I told her about finding the online obituary of my first serious boyfriend, and filled her in a bit about our slight subsequent history together and how upset I was to learn he was gone. “Is yours still alive?” I asked. (Foolish question. He’d be only 60, or 61.)
“Oh, yes. Very much so.” Her face took on a wistful look.
“What happened? After the four years, I mean?”
“Well, he was going back to Colorado, where he came from. I was intent on a career in fashion in New York City!”
“And you broke up over that?”
She smiled sadly. “We argued about it for two months. But I thought, ‘Colorado? There’s nothing there for me.'” She brought over a purple block and put it between my raised knees for the detested “tabletops.”
“He was handsome, and we were crazy about each other.
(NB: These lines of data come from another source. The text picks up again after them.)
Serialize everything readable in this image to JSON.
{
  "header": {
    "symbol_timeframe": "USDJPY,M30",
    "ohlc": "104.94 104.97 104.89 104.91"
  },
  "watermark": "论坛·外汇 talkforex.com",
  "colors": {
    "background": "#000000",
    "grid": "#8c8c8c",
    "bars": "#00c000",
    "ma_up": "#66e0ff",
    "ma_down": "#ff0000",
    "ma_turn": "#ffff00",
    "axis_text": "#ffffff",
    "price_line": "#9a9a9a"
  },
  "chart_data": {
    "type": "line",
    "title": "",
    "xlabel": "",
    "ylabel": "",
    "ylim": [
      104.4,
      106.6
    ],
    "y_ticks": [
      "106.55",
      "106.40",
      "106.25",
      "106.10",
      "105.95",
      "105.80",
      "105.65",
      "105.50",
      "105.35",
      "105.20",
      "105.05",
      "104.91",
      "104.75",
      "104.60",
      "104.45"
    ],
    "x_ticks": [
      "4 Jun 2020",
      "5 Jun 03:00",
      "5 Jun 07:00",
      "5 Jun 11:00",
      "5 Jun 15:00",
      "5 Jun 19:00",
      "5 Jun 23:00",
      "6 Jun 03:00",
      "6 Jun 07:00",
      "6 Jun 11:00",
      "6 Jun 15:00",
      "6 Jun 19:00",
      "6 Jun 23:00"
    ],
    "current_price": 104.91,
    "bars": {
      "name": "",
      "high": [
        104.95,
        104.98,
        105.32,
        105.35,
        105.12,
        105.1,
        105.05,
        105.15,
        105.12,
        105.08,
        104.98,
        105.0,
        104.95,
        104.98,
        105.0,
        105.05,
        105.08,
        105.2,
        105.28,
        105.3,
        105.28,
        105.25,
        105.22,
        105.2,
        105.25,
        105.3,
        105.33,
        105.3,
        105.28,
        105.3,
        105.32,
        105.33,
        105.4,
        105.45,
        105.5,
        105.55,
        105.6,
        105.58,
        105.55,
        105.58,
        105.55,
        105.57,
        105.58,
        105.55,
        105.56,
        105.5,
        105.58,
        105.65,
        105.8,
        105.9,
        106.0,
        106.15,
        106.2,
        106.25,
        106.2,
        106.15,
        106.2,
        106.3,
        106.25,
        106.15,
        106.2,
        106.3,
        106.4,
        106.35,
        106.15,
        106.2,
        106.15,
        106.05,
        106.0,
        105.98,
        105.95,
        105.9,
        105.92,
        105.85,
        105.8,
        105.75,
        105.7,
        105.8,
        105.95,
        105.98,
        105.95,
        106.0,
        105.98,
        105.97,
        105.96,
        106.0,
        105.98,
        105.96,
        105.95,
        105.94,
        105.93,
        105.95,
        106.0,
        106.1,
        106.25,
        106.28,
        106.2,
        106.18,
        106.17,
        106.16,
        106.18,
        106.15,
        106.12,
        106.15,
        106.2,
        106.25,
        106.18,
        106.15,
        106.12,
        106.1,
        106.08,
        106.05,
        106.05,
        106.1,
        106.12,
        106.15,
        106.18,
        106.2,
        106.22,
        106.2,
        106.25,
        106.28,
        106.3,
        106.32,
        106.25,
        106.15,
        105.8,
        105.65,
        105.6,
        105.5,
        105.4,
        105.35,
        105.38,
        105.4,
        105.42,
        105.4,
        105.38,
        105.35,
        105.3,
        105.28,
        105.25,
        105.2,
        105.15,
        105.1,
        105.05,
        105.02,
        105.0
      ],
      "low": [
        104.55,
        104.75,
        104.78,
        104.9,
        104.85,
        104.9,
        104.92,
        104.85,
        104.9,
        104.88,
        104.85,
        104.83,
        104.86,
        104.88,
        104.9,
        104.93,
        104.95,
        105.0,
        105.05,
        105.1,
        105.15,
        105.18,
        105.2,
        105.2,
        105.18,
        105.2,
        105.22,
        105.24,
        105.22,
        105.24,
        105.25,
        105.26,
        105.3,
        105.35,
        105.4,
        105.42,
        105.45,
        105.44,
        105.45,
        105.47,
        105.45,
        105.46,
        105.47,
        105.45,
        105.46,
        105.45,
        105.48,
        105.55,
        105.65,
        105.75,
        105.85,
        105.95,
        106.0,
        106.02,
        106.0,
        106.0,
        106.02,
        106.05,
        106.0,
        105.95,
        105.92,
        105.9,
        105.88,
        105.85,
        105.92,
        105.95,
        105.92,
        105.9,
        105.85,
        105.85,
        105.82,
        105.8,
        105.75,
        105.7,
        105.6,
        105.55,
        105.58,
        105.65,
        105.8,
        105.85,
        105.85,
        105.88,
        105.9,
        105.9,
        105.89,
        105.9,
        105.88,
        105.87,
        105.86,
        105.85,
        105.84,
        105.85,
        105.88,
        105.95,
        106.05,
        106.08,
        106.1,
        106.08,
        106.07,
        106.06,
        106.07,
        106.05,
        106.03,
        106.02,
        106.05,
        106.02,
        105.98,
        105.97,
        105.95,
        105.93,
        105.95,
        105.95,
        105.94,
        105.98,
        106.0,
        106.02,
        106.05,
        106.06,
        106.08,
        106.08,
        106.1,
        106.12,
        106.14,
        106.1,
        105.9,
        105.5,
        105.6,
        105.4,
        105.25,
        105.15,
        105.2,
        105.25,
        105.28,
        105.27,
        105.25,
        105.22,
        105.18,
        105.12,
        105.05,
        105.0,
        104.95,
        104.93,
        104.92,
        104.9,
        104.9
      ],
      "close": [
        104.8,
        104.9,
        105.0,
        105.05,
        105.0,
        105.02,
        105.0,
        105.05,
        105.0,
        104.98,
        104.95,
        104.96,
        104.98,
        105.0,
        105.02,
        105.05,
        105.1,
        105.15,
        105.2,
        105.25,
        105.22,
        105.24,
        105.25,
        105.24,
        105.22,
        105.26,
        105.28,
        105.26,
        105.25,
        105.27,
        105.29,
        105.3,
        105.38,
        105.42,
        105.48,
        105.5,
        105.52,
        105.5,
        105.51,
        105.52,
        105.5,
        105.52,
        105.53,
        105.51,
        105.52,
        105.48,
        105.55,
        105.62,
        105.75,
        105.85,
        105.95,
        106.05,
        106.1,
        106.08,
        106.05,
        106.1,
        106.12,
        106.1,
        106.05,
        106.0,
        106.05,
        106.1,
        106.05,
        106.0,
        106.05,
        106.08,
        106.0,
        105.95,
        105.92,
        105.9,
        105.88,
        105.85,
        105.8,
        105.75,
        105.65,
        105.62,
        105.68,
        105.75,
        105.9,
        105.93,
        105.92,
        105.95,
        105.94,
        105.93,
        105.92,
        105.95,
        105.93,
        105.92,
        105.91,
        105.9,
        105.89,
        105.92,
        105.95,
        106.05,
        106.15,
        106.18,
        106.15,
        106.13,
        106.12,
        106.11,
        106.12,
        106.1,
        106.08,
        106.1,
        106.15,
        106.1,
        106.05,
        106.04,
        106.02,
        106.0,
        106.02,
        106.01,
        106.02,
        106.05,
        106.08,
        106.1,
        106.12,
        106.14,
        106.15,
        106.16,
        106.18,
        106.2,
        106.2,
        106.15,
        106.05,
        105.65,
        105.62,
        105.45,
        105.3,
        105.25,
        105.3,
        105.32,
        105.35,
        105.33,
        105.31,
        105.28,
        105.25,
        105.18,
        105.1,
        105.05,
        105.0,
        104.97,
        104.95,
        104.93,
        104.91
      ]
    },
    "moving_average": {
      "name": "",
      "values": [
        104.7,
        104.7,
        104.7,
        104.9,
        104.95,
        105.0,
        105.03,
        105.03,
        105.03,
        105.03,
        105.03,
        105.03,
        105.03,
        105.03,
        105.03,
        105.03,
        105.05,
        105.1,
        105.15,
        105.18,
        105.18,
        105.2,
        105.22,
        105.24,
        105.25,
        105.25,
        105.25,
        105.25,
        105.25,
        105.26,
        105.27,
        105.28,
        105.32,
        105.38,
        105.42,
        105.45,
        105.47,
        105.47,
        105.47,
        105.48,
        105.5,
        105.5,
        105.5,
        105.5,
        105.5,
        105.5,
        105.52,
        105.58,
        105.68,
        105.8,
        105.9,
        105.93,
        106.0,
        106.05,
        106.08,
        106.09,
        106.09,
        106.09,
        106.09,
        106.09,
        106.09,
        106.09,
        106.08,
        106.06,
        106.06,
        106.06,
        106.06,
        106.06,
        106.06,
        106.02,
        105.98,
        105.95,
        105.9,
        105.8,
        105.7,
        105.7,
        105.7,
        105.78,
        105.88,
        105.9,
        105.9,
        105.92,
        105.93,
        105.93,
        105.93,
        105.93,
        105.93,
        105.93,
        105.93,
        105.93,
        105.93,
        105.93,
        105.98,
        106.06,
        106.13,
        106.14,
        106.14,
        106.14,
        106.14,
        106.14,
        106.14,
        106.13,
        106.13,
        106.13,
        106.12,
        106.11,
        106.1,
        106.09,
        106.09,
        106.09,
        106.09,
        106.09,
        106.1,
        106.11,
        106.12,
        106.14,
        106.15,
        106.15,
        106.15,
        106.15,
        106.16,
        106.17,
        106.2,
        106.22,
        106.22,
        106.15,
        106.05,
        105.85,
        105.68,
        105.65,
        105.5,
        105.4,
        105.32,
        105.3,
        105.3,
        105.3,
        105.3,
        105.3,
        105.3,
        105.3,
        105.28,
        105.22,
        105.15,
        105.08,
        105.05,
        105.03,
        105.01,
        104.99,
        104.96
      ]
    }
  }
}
He had some family money, and then became very very rich. He’s a millionaire and more today. But I was 22 — and stubborn.”
“Did you ever see him again?”
“Oh yes. About five years ago he was in New York for business, and we had a three-hour dinner together. He looked great. It was great. We talked about our time together, and what might have been.”
“He’s married now. Has four lovely children. The youngest is still just sixteen. I said, ‘If your wife ever kicks you out, call me!’ He laughed. But she won’t. And he wouldn’t leave. I think they’re very happy. Actually,” she added, “he did come to New York once before, about three years after we broke up. It was to tell me he was getting married. That was an earlier marriage, one that didn’t work. He didn’t want me to hear it from anyone from him.”
“He flew to New York from Colorado just to tell you he was getting married?”
“He must have cared about you very much,” I said, trying to achieve twenty angel wings with my knees still raised in tabletop. (The language of Pilates sometimes reaches throw-up levels of cuteness.) “Maybe he married the first time on the rebound from you.”
She shrugged. “Too late to think about that now. Career in fashion! Hahaha. I went on the road, marketing Ship ‘n Shore blouses. Within a few years of college, he had a chain of sporting apparel stores all through Colorado. I could have styled and managed them! And he was tall and gorgeous and we really did love each other. And now he owns ski resorts, and a beautiful home where I could have done his entertaining! And look where I am! Off to Charleston at 60 to live in a rental while I figure out the lay of the land.”
“It’s going to be a great adventure,” I said, sitting up to get a drink of water before doing the arm work. “You know it will!”
“Yes, it will!” she declared.
“Bill has a saying,” I added. ” ‘We get too soon old, and too late smart.’ ”
“I’ll have to remember that one,” said Peggy.
Then we both agreed that “coulda, shoulda” never helped anyone, and we all do the best we can with what we have in the way of wisdom and knowledge of life at any particular time, and that there’s no point in beating yourself up about what you did or didn’t do when you were young.
“Tell Bill to get himself out and start walking,” she said, as I finished up for the day.
I shall miss her when she leaves.